Your goal: Every entry is to be returned unchanged, and no picture is to be included.

Supplied data:

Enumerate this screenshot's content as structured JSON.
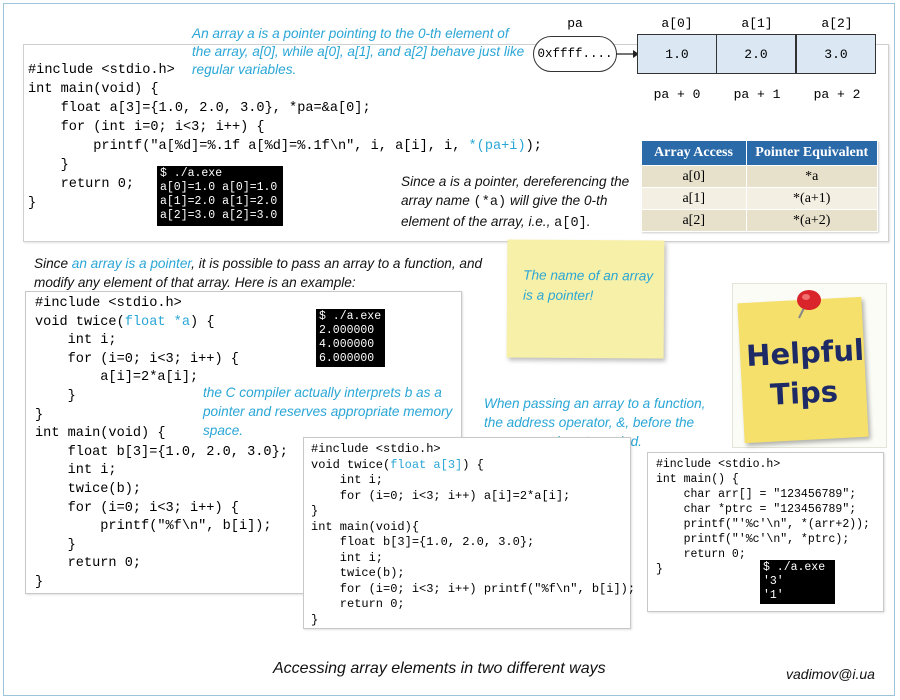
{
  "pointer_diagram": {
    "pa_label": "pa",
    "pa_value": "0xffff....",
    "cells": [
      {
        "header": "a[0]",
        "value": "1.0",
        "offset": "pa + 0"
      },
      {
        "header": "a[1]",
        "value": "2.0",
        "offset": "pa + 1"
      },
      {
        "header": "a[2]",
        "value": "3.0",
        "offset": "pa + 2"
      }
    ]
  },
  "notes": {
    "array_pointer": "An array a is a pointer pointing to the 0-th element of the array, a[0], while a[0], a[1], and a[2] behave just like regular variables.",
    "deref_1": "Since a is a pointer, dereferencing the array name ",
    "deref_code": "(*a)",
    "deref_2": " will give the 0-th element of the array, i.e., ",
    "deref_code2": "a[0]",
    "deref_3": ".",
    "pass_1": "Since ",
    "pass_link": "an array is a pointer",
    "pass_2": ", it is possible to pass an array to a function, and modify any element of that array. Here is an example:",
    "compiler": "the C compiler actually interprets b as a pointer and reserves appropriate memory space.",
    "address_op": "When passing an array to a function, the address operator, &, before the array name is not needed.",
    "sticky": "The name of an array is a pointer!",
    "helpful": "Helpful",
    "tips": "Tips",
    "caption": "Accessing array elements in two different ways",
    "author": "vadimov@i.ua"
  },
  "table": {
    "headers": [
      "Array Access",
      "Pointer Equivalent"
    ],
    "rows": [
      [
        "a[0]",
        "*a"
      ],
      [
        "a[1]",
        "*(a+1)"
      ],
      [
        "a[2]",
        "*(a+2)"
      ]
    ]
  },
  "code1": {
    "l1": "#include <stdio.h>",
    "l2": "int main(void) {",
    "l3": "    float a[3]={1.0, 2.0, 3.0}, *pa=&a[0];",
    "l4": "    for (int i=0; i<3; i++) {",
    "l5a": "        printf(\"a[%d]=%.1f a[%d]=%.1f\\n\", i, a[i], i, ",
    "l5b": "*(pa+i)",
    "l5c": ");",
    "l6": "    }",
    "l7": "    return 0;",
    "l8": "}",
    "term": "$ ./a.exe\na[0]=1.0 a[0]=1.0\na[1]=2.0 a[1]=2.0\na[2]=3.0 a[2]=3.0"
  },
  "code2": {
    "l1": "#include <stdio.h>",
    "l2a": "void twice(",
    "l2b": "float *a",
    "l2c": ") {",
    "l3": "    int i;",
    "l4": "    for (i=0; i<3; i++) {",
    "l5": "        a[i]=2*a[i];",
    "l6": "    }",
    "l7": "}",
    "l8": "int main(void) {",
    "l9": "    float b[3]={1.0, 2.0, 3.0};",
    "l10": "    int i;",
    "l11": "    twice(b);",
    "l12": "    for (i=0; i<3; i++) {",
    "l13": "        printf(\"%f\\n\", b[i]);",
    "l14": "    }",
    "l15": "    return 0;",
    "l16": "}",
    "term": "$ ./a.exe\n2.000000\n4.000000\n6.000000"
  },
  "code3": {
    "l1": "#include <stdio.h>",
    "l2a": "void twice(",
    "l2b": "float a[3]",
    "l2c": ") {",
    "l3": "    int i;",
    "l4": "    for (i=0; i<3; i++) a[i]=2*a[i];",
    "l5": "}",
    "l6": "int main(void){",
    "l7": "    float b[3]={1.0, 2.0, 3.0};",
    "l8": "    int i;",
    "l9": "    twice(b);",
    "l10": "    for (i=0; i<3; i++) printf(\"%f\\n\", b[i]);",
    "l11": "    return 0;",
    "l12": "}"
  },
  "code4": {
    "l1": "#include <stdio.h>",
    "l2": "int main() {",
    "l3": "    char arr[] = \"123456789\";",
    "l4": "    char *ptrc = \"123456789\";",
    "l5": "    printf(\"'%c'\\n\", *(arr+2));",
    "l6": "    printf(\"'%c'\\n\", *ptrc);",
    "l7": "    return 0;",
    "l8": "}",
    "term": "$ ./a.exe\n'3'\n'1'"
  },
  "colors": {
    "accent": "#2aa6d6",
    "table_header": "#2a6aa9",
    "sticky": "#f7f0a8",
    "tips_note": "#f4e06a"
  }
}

Task output:
Enumerate this screenshot's content as structured JSON.
{
  "pointer_diagram": {
    "pa_label": "pa",
    "pa_value": "0xffff....",
    "cells": [
      {
        "header": "a[0]",
        "value": "1.0",
        "offset": "pa + 0"
      },
      {
        "header": "a[1]",
        "value": "2.0",
        "offset": "pa + 1"
      },
      {
        "header": "a[2]",
        "value": "3.0",
        "offset": "pa + 2"
      }
    ]
  },
  "notes": {
    "array_pointer": "An array a is a pointer pointing to the 0-th element of the array, a[0], while a[0], a[1], and a[2] behave just like regular variables.",
    "deref_1": "Since a is a pointer, dereferencing the array name ",
    "deref_code": "(*a)",
    "deref_2": " will give the 0-th element of the array, i.e., ",
    "deref_code2": "a[0]",
    "deref_3": ".",
    "pass_1": "Since ",
    "pass_link": "an array is a pointer",
    "pass_2": ", it is possible to pass an array to a function, and modify any element of that array. Here is an example:",
    "compiler": "the C compiler actually interprets b as a pointer and reserves appropriate memory space.",
    "address_op": "When passing an array to a function, the address operator, &, before the array name is not needed.",
    "sticky": "The name of an array is a pointer!",
    "helpful": "Helpful",
    "tips": "Tips",
    "caption": "Accessing array elements in two different ways",
    "author": "vadimov@i.ua"
  },
  "table": {
    "headers": [
      "Array Access",
      "Pointer Equivalent"
    ],
    "rows": [
      [
        "a[0]",
        "*a"
      ],
      [
        "a[1]",
        "*(a+1)"
      ],
      [
        "a[2]",
        "*(a+2)"
      ]
    ]
  },
  "code1": {
    "l1": "#include <stdio.h>",
    "l2": "int main(void) {",
    "l3": "    float a[3]={1.0, 2.0, 3.0}, *pa=&a[0];",
    "l4": "    for (int i=0; i<3; i++) {",
    "l5a": "        printf(\"a[%d]=%.1f a[%d]=%.1f\\n\", i, a[i], i, ",
    "l5b": "*(pa+i)",
    "l5c": ");",
    "l6": "    }",
    "l7": "    return 0;",
    "l8": "}",
    "term": "$ ./a.exe\na[0]=1.0 a[0]=1.0\na[1]=2.0 a[1]=2.0\na[2]=3.0 a[2]=3.0"
  },
  "code2": {
    "l1": "#include <stdio.h>",
    "l2a": "void twice(",
    "l2b": "float *a",
    "l2c": ") {",
    "l3": "    int i;",
    "l4": "    for (i=0; i<3; i++) {",
    "l5": "        a[i]=2*a[i];",
    "l6": "    }",
    "l7": "}",
    "l8": "int main(void) {",
    "l9": "    float b[3]={1.0, 2.0, 3.0};",
    "l10": "    int i;",
    "l11": "    twice(b);",
    "l12": "    for (i=0; i<3; i++) {",
    "l13": "        printf(\"%f\\n\", b[i]);",
    "l14": "    }",
    "l15": "    return 0;",
    "l16": "}",
    "term": "$ ./a.exe\n2.000000\n4.000000\n6.000000"
  },
  "code3": {
    "l1": "#include <stdio.h>",
    "l2a": "void twice(",
    "l2b": "float a[3]",
    "l2c": ") {",
    "l3": "    int i;",
    "l4": "    for (i=0; i<3; i++) a[i]=2*a[i];",
    "l5": "}",
    "l6": "int main(void){",
    "l7": "    float b[3]={1.0, 2.0, 3.0};",
    "l8": "    int i;",
    "l9": "    twice(b);",
    "l10": "    for (i=0; i<3; i++) printf(\"%f\\n\", b[i]);",
    "l11": "    return 0;",
    "l12": "}"
  },
  "code4": {
    "l1": "#include <stdio.h>",
    "l2": "int main() {",
    "l3": "    char arr[] = \"123456789\";",
    "l4": "    char *ptrc = \"123456789\";",
    "l5": "    printf(\"'%c'\\n\", *(arr+2));",
    "l6": "    printf(\"'%c'\\n\", *ptrc);",
    "l7": "    return 0;",
    "l8": "}",
    "term": "$ ./a.exe\n'3'\n'1'"
  },
  "colors": {
    "accent": "#2aa6d6",
    "table_header": "#2a6aa9",
    "sticky": "#f7f0a8",
    "tips_note": "#f4e06a"
  }
}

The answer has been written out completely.